LISTED RECORDS:
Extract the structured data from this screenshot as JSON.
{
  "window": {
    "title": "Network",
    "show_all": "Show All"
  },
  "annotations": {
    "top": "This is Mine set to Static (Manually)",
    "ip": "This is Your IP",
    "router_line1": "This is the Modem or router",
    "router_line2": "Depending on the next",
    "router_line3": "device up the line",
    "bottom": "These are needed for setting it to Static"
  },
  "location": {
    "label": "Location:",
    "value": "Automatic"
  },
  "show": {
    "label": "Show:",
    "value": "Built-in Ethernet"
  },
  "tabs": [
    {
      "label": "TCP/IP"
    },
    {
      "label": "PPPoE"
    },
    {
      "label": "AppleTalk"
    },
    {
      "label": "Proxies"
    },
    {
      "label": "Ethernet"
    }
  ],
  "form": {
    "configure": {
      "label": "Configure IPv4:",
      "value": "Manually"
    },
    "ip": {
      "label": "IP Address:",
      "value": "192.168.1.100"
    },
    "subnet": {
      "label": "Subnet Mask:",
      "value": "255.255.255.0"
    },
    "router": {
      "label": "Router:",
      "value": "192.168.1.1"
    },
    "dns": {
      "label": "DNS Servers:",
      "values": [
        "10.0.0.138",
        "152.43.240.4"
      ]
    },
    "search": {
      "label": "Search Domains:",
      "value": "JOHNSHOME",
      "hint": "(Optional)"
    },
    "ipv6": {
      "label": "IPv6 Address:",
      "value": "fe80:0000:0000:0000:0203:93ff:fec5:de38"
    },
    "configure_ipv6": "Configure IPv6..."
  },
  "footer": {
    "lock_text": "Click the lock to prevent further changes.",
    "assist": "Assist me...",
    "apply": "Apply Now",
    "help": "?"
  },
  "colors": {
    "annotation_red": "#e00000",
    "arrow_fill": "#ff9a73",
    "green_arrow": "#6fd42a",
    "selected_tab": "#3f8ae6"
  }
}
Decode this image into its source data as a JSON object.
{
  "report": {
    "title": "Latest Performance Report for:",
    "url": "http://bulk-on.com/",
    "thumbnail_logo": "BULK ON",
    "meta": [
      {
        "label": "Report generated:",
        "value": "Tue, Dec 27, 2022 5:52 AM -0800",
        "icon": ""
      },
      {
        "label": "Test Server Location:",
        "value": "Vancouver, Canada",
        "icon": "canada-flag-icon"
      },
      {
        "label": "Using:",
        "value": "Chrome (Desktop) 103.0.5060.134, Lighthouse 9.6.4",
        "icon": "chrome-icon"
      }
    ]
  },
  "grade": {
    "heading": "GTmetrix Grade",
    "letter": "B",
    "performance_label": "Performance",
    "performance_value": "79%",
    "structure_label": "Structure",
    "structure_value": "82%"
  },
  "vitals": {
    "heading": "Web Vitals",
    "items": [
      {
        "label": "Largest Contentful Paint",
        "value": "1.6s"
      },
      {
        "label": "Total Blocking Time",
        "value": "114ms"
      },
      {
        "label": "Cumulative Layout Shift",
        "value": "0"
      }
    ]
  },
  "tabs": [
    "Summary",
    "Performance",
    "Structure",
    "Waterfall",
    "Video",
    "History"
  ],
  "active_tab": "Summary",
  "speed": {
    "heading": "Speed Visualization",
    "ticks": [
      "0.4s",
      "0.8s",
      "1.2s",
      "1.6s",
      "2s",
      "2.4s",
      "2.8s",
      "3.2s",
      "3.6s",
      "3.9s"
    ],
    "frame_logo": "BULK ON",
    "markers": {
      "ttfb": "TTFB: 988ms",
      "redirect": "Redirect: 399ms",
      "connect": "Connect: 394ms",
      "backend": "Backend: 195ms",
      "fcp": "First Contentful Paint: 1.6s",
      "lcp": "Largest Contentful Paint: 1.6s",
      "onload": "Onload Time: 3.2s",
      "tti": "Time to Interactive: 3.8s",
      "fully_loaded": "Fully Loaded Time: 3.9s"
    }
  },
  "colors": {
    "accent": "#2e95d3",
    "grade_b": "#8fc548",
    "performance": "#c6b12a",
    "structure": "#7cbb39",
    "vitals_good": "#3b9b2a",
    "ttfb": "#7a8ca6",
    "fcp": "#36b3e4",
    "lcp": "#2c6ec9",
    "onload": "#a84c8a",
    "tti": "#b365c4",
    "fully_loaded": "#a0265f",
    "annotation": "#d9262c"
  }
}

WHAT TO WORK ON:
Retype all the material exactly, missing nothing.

EXPECTED ANSWER:
Extract the structured data from this screenshot as JSON.
{
  "window": {
    "title": "Network",
    "show_all": "Show All"
  },
  "annotations": {
    "top": "This is Mine set to Static (Manually)",
    "ip": "This is Your IP",
    "router_line1": "This is the Modem or router",
    "router_line2": "Depending on the next",
    "router_line3": "device up the line",
    "bottom": "These are needed for setting it to Static"
  },
  "location": {
    "label": "Location:",
    "value": "Automatic"
  },
  "show": {
    "label": "Show:",
    "value": "Built-in Ethernet"
  },
  "tabs": [
    {
      "label": "TCP/IP"
    },
    {
      "label": "PPPoE"
    },
    {
      "label": "AppleTalk"
    },
    {
      "label": "Proxies"
    },
    {
      "label": "Ethernet"
    }
  ],
  "form": {
    "configure": {
      "label": "Configure IPv4:",
      "value": "Manually"
    },
    "ip": {
      "label": "IP Address:",
      "value": "192.168.1.100"
    },
    "subnet": {
      "label": "Subnet Mask:",
      "value": "255.255.255.0"
    },
    "router": {
      "label": "Router:",
      "value": "192.168.1.1"
    },
    "dns": {
      "label": "DNS Servers:",
      "values": [
        "10.0.0.138",
        "152.43.240.4"
      ]
    },
    "search": {
      "label": "Search Domains:",
      "value": "JOHNSHOME",
      "hint": "(Optional)"
    },
    "ipv6": {
      "label": "IPv6 Address:",
      "value": "fe80:0000:0000:0000:0203:93ff:fec5:de38"
    },
    "configure_ipv6": "Configure IPv6..."
  },
  "footer": {
    "lock_text": "Click the lock to prevent further changes.",
    "assist": "Assist me...",
    "apply": "Apply Now",
    "help": "?"
  },
  "colors": {
    "annotation_red": "#e00000",
    "arrow_fill": "#ff9a73",
    "green_arrow": "#6fd42a",
    "selected_tab": "#3f8ae6"
  }
}
Decode this image into its source data as a JSON object.
{
  "report": {
    "title": "Latest Performance Report for:",
    "url": "http://bulk-on.com/",
    "thumbnail_logo": "BULK ON",
    "meta": [
      {
        "label": "Report generated:",
        "value": "Tue, Dec 27, 2022 5:52 AM -0800",
        "icon": ""
      },
      {
        "label": "Test Server Location:",
        "value": "Vancouver, Canada",
        "icon": "canada-flag-icon"
      },
      {
        "label": "Using:",
        "value": "Chrome (Desktop) 103.0.5060.134, Lighthouse 9.6.4",
        "icon": "chrome-icon"
      }
    ]
  },
  "grade": {
    "heading": "GTmetrix Grade",
    "letter": "B",
    "performance_label": "Performance",
    "performance_value": "79%",
    "structure_label": "Structure",
    "structure_value": "82%"
  },
  "vitals": {
    "heading": "Web Vitals",
    "items": [
      {
        "label": "Largest Contentful Paint",
        "value": "1.6s"
      },
      {
        "label": "Total Blocking Time",
        "value": "114ms"
      },
      {
        "label": "Cumulative Layout Shift",
        "value": "0"
      }
    ]
  },
  "tabs": [
    "Summary",
    "Performance",
    "Structure",
    "Waterfall",
    "Video",
    "History"
  ],
  "active_tab": "Summary",
  "speed": {
    "heading": "Speed Visualization",
    "ticks": [
      "0.4s",
      "0.8s",
      "1.2s",
      "1.6s",
      "2s",
      "2.4s",
      "2.8s",
      "3.2s",
      "3.6s",
      "3.9s"
    ],
    "frame_logo": "BULK ON",
    "markers": {
      "ttfb": "TTFB: 988ms",
      "redirect": "Redirect: 399ms",
      "connect": "Connect: 394ms",
      "backend": "Backend: 195ms",
      "fcp": "First Contentful Paint: 1.6s",
      "lcp": "Largest Contentful Paint: 1.6s",
      "onload": "Onload Time: 3.2s",
      "tti": "Time to Interactive: 3.8s",
      "fully_loaded": "Fully Loaded Time: 3.9s"
    }
  },
  "colors": {
    "accent": "#2e95d3",
    "grade_b": "#8fc548",
    "performance": "#c6b12a",
    "structure": "#7cbb39",
    "vitals_good": "#3b9b2a",
    "ttfb": "#7a8ca6",
    "fcp": "#36b3e4",
    "lcp": "#2c6ec9",
    "onload": "#a84c8a",
    "tti": "#b365c4",
    "fully_loaded": "#a0265f",
    "annotation": "#d9262c"
  }
}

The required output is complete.